Egypt on Thursday reopened the Serapeum of Saqqara, a vast underground necropolis south of Cairo dedicated to the bulls of Apis, after 11 years and complete renovation of the historic pharaonic site.
The Serapeum, whose origin dates back to around 1400 BC, was discovered in 1851 by French Egyptologist Auguste Mariette, founder of the first department of Egyptian antiquities.
It was closed temporarily in 2001 because of water seepage and earth movements.
The site contains huge subterranean galleries in which are contained the large tombs of some 30 sacred bulls, accompanied by steles bearing inscriptions providing information on the reigns under which the animals lived.
Mohammed Ibrahim, the secretary of state for antiquities, said Egypt was working to open to the public other pharaonic sites in a bid to revive tourism which has been hit by political instability for more than 18 months.
"Egypt has not stopped working after the revolution" that ended the regime of Hosni Mubarak in February 2011, he told reporters, adding that "this opening must be followed by others."

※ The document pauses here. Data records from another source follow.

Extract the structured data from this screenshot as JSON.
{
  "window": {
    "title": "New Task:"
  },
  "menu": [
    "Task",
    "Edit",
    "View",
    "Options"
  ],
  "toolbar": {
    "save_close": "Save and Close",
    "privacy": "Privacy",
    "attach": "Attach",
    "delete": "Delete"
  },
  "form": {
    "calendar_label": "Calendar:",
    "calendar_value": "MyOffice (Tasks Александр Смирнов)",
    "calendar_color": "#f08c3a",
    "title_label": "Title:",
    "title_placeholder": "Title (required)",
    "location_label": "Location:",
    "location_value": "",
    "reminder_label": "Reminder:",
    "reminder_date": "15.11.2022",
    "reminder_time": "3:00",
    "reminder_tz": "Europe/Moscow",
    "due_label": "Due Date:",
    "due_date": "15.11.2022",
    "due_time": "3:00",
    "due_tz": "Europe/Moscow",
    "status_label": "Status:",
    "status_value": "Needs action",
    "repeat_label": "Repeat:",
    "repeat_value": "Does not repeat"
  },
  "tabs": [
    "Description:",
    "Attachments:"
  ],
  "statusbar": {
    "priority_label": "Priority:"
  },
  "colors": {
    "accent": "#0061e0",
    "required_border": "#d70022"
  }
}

"We hope that this will help revive domestic and international tourism in Egypt," he added.